Looking for the magic formula to generate new ideas

This week I was excited to participate in the Centre for European Policy Studies’s Ideas Lab, an event bringing together stakeholders from think tanks, governments, businesses, civil society, and institutions, to generate new ideas for European policies. I was hoping to be inspired with ideas that could feed into civil society’s ongoing discussions about the future of Europe. Unfortunately, I left disappointed. Don’t get me wrong, the event was well organised and well attended. The many interesting workshops were set in a conventional ‘expert panel’ format, followed by questions and answers, instead of a more participatory method. While the panelists provided expertise, very few delivered any new thought-provoking ideas (despite the meeting being held under Chatham House rules, meaning speakers can’t be directly quoted by participants).

In one workshop the panel was asked if it is time to move beyond the “Dublin logic” (i.e. the EU Member State in which an asylum seeker first entered is responsible for their application for asylum). The panelists agreed that the current EU asylum system is not working: “28 individual systems would be less protective than one dysfunctional common EU system,” replied one speaker. Recognition of beneficiaries of international protection varies widely in the EU. For example, in some Member States no Afghan applicants are granted refugee status, and in others up to 17 percent are. This is why we need country guidelines, said another speaker. Other issues raised were better monitoring, ensuring that “safe countries” that people are sent back to really are safe, tackling human rights violations, and sanctioning Member States that do not enforce EU legislation. While these are all ways to improve the current EU asylum system, they are not radical new ideas to challenge our way of thinking. In another workshop about migrant smuggling there were at least some interesting questions raised: are current EU policies saving lives? What pushes people to go against the law? How do we create more space to discuss safe and legal passages to Europe as a way to tackle smuggling?
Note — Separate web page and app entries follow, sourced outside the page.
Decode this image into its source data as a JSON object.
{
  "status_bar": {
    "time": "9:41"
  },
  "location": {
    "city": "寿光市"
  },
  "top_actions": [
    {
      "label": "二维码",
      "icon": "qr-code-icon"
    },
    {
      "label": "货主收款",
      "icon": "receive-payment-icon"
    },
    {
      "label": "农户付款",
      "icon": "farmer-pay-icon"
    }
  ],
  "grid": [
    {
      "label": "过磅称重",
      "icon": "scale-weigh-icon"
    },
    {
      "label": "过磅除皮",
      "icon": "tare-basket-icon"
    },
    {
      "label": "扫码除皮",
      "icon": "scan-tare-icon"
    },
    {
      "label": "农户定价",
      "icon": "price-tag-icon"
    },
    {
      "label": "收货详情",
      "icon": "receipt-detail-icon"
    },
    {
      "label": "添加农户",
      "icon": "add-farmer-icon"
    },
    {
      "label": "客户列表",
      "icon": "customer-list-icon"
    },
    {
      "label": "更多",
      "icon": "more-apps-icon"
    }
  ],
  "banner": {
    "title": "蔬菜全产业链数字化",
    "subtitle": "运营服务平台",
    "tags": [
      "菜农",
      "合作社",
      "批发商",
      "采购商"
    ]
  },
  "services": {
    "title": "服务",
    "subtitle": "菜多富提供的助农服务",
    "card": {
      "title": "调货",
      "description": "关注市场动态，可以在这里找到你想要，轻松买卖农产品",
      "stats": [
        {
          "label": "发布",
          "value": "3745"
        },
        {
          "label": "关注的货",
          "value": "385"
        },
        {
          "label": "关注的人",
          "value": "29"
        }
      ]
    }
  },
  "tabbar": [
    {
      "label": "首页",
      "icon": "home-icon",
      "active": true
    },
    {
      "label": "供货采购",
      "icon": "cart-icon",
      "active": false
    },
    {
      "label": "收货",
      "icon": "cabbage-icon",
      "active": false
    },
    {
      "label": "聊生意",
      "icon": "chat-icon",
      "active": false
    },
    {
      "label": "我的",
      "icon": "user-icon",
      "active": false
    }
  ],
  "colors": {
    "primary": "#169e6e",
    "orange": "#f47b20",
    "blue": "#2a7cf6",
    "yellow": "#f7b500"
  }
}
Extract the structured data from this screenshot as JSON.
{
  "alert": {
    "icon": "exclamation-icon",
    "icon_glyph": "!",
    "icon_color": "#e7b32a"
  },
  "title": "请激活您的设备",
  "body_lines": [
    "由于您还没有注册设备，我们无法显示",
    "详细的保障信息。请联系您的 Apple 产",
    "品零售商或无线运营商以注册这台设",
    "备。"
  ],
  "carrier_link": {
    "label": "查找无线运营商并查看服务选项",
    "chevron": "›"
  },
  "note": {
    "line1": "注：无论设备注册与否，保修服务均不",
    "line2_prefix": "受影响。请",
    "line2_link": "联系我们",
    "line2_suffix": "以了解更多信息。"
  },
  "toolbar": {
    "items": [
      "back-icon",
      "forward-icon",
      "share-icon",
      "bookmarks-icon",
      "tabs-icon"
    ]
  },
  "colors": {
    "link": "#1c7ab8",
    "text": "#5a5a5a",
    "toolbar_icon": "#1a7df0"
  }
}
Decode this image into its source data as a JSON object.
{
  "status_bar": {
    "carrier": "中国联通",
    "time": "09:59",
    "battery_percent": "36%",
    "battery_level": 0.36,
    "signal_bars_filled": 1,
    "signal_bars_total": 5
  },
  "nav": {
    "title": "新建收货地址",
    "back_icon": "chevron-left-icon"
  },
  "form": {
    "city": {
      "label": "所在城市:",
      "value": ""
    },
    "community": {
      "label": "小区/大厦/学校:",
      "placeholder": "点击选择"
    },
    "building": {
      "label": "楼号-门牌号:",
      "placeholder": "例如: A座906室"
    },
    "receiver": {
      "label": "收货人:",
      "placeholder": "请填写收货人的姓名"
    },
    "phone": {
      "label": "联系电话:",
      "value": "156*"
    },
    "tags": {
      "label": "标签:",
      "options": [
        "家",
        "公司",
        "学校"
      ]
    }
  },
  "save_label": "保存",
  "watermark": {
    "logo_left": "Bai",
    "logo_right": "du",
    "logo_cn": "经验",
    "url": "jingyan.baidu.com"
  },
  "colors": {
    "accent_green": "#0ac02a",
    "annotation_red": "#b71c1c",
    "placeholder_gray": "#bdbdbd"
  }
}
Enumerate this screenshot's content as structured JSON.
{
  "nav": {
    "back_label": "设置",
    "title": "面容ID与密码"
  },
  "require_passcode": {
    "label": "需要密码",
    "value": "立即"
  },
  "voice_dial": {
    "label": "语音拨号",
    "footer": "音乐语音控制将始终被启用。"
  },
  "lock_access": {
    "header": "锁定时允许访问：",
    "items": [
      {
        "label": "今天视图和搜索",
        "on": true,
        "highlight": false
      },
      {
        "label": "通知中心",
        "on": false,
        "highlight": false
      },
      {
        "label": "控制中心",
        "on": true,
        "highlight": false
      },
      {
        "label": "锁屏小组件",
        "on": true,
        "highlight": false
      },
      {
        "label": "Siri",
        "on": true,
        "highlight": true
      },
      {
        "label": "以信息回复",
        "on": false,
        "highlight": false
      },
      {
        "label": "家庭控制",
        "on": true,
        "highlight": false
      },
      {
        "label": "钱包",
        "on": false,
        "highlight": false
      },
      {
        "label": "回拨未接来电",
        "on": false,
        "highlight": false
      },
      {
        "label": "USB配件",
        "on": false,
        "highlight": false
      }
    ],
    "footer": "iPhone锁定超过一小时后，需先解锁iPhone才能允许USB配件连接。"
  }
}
How do we relate to history (for example, people who smuggled jewish people to safety during World War II were treated as smugglers at the time, but are now recognised as heros)? Another workshop asked if labour market integration of migrants in the EU is a success or not.

The panelists presented successful practices that eased integration in Sweden and Germany: language courses in combination with job training; local and regional cooperation to connect with businesses, institutions and education; and civil society involvement. One concern raised was about the ‘migrant economy’ that thrives because 80 percent of migrants and refugees find their jobs via family and friends and not via regular, legal means. Another problem is the ‘lock in effect’ because the overall time it takes to complete the asylum process, language courses and other education can lead to several years of exclusion from the labour market. In other parts of Europe the situation is very different. In Greece, the state lacks an integration plan and discussions on the topic are still in their infancy. Inadequate access to language courses, education and support services addressing psychological trauma migrants may have suffered are just some of the many barriers the speakers identified. The fact that the majority of Somali migrants in Sweden are unemployed, whereas the opposite is true in the United States demonstrates that non-integration is often matter of discrimination in labour market access, rather than cultural differences. The points made were all of key importance, but I missed the space to go beyond preaching to those already on the same page and instead name the elephant in the room, in other words addressing sensitive issues of, for example, islamophobia, xenophobia, nationalism and political leadership in relation to integration.

The one speaker that impressed me the most was Joseph Muscat, Prime Minister of Malta. Mr Muscat opened by stating that he would not give a diplomatic keynote speech, as expected by a Prime Minister. Instead, he presented five unexpected proposals to change Europe. Firstly, introduce bitcoin – a crypto-currency and a payment system – to become the continent of innovation. Secondly, sell citizenship as a business investment. Thirdly, a social pact to promote equality for all and mobility in Europe. Fourthly, put in place an integration Brexit fund. And finally, open negotiations for Turkey’s membership to the EU with regards to the areas of justice, freedom and security (Chapter 34). These ideas sparked many reactions and interesting discussions.

I left the event with the sense that many actors in Europe, including civil society in Brussels, are eager to find ways to generate new ideas and solutions to address the current political climate, including the consequences of the United Kingdom voting to leave the EU and President Trump in United States. I believe we have not yet find the magic formula of how to do it. We need to find ways of having meaningful conversations when we have the opportunity to meet, and also elaborate ways to continue such conversations online.